• **Data supplied**:
- - - - - - -

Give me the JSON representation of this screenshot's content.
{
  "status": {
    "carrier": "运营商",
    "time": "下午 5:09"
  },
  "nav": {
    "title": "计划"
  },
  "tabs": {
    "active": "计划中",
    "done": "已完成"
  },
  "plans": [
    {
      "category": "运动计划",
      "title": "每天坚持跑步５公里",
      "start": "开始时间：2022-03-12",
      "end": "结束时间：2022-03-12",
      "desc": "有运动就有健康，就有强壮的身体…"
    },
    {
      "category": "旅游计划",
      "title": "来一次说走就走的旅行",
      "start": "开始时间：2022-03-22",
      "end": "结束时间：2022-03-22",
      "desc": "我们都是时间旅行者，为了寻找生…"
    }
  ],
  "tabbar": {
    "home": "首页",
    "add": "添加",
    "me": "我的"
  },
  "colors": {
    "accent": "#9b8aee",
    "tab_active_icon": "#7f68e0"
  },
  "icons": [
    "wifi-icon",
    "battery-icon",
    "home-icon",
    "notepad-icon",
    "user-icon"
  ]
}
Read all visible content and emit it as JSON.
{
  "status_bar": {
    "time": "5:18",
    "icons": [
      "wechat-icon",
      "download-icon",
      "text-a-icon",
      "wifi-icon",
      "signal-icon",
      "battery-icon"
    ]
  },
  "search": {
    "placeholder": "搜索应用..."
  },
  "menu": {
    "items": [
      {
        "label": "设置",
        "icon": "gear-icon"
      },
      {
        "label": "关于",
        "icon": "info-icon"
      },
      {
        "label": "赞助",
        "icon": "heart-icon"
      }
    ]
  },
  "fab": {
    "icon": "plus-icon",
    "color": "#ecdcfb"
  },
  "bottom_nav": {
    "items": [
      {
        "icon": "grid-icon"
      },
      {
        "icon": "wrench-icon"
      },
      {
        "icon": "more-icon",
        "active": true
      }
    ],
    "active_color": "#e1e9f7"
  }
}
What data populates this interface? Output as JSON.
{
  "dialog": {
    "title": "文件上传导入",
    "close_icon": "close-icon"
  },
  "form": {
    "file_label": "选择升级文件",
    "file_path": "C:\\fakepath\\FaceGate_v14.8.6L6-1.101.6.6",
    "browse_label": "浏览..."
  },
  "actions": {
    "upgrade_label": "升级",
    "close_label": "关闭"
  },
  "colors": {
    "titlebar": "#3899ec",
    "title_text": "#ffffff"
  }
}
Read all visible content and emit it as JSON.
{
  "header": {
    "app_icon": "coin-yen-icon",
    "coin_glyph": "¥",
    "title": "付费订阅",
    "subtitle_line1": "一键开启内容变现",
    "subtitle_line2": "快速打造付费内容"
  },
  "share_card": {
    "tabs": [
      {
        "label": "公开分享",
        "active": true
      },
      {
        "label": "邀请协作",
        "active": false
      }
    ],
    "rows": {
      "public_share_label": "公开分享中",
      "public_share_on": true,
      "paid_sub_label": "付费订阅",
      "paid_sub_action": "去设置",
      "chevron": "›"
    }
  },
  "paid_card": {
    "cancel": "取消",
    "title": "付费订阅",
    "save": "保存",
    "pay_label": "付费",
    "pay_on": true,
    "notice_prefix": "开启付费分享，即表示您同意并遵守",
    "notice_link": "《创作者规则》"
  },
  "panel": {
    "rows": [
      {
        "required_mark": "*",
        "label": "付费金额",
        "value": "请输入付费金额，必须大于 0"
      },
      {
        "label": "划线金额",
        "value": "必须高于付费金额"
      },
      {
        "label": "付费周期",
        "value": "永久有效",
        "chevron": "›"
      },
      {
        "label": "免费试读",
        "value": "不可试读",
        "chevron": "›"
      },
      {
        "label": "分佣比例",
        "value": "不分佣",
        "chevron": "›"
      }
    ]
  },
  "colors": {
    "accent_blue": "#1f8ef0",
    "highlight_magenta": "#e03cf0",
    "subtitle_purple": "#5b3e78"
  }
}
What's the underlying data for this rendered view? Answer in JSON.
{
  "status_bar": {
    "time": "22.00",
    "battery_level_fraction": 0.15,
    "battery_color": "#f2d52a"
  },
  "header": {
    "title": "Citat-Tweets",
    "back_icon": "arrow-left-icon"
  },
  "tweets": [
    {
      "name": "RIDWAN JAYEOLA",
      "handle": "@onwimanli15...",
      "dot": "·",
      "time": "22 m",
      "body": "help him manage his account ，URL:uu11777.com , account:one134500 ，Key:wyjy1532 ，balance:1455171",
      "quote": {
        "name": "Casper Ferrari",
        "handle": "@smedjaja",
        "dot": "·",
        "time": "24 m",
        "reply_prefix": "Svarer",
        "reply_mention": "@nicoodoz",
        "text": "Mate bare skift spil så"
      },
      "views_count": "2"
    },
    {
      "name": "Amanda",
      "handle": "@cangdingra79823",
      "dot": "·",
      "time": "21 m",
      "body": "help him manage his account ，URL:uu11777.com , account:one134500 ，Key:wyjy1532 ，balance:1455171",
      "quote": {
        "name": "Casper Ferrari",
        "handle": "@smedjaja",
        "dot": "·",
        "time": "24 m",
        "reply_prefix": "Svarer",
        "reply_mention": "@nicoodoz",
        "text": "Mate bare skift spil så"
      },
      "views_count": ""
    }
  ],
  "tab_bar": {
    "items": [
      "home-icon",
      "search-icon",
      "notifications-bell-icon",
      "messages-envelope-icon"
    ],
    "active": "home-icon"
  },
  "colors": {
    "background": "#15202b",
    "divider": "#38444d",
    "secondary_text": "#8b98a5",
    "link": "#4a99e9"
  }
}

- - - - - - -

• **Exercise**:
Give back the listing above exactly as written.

• **Response area**:
Give me the JSON representation of this screenshot's content.
{
  "status": {
    "carrier": "运营商",
    "time": "下午 5:09"
  },
  "nav": {
    "title": "计划"
  },
  "tabs": {
    "active": "计划中",
    "done": "已完成"
  },
  "plans": [
    {
      "category": "运动计划",
      "title": "每天坚持跑步５公里",
      "start": "开始时间：2022-03-12",
      "end": "结束时间：2022-03-12",
      "desc": "有运动就有健康，就有强壮的身体…"
    },
    {
      "category": "旅游计划",
      "title": "来一次说走就走的旅行",
      "start": "开始时间：2022-03-22",
      "end": "结束时间：2022-03-22",
      "desc": "我们都是时间旅行者，为了寻找生…"
    }
  ],
  "tabbar": {
    "home": "首页",
    "add": "添加",
    "me": "我的"
  },
  "colors": {
    "accent": "#9b8aee",
    "tab_active_icon": "#7f68e0"
  },
  "icons": [
    "wifi-icon",
    "battery-icon",
    "home-icon",
    "notepad-icon",
    "user-icon"
  ]
}
Read all visible content and emit it as JSON.
{
  "status_bar": {
    "time": "5:18",
    "icons": [
      "wechat-icon",
      "download-icon",
      "text-a-icon",
      "wifi-icon",
      "signal-icon",
      "battery-icon"
    ]
  },
  "search": {
    "placeholder": "搜索应用..."
  },
  "menu": {
    "items": [
      {
        "label": "设置",
        "icon": "gear-icon"
      },
      {
        "label": "关于",
        "icon": "info-icon"
      },
      {
        "label": "赞助",
        "icon": "heart-icon"
      }
    ]
  },
  "fab": {
    "icon": "plus-icon",
    "color": "#ecdcfb"
  },
  "bottom_nav": {
    "items": [
      {
        "icon": "grid-icon"
      },
      {
        "icon": "wrench-icon"
      },
      {
        "icon": "more-icon",
        "active": true
      }
    ],
    "active_color": "#e1e9f7"
  }
}
What data populates this interface? Output as JSON.
{
  "dialog": {
    "title": "文件上传导入",
    "close_icon": "close-icon"
  },
  "form": {
    "file_label": "选择升级文件",
    "file_path": "C:\\fakepath\\FaceGate_v14.8.6L6-1.101.6.6",
    "browse_label": "浏览..."
  },
  "actions": {
    "upgrade_label": "升级",
    "close_label": "关闭"
  },
  "colors": {
    "titlebar": "#3899ec",
    "title_text": "#ffffff"
  }
}
Read all visible content and emit it as JSON.
{
  "header": {
    "app_icon": "coin-yen-icon",
    "coin_glyph": "¥",
    "title": "付费订阅",
    "subtitle_line1": "一键开启内容变现",
    "subtitle_line2": "快速打造付费内容"
  },
  "share_card": {
    "tabs": [
      {
        "label": "公开分享",
        "active": true
      },
      {
        "label": "邀请协作",
        "active": false
      }
    ],
    "rows": {
      "public_share_label": "公开分享中",
      "public_share_on": true,
      "paid_sub_label": "付费订阅",
      "paid_sub_action": "去设置",
      "chevron": "›"
    }
  },
  "paid_card": {
    "cancel": "取消",
    "title": "付费订阅",
    "save": "保存",
    "pay_label": "付费",
    "pay_on": true,
    "notice_prefix": "开启付费分享，即表示您同意并遵守",
    "notice_link": "《创作者规则》"
  },
  "panel": {
    "rows": [
      {
        "required_mark": "*",
        "label": "付费金额",
        "value": "请输入付费金额，必须大于 0"
      },
      {
        "label": "划线金额",
        "value": "必须高于付费金额"
      },
      {
        "label": "付费周期",
        "value": "永久有效",
        "chevron": "›"
      },
      {
        "label": "免费试读",
        "value": "不可试读",
        "chevron": "›"
      },
      {
        "label": "分佣比例",
        "value": "不分佣",
        "chevron": "›"
      }
    ]
  },
  "colors": {
    "accent_blue": "#1f8ef0",
    "highlight_magenta": "#e03cf0",
    "subtitle_purple": "#5b3e78"
  }
}
What's the underlying data for this rendered view? Answer in JSON.
{
  "status_bar": {
    "time": "22.00",
    "battery_level_fraction": 0.15,
    "battery_color": "#f2d52a"
  },
  "header": {
    "title": "Citat-Tweets",
    "back_icon": "arrow-left-icon"
  },
  "tweets": [
    {
      "name": "RIDWAN JAYEOLA",
      "handle": "@onwimanli15...",
      "dot": "·",
      "time": "22 m",
      "body": "help him manage his account ，URL:uu11777.com , account:one134500 ，Key:wyjy1532 ，balance:1455171",
      "quote": {
        "name": "Casper Ferrari",
        "handle": "@smedjaja",
        "dot": "·",
        "time": "24 m",
        "reply_prefix": "Svarer",
        "reply_mention": "@nicoodoz",
        "text": "Mate bare skift spil så"
      },
      "views_count": "2"
    },
    {
      "name": "Amanda",
      "handle": "@cangdingra79823",
      "dot": "·",
      "time": "21 m",
      "body": "help him manage his account ，URL:uu11777.com , account:one134500 ，Key:wyjy1532 ，balance:1455171",
      "quote": {
        "name": "Casper Ferrari",
        "handle": "@smedjaja",
        "dot": "·",
        "time": "24 m",
        "reply_prefix": "Svarer",
        "reply_mention": "@nicoodoz",
        "text": "Mate bare skift spil så"
      },
      "views_count": ""
    }
  ],
  "tab_bar": {
    "items": [
      "home-icon",
      "search-icon",
      "notifications-bell-icon",
      "messages-envelope-icon"
    ],
    "active": "home-icon"
  },
  "colors": {
    "background": "#15202b",
    "divider": "#38444d",
    "secondary_text": "#8b98a5",
    "link": "#4a99e9"
  }
}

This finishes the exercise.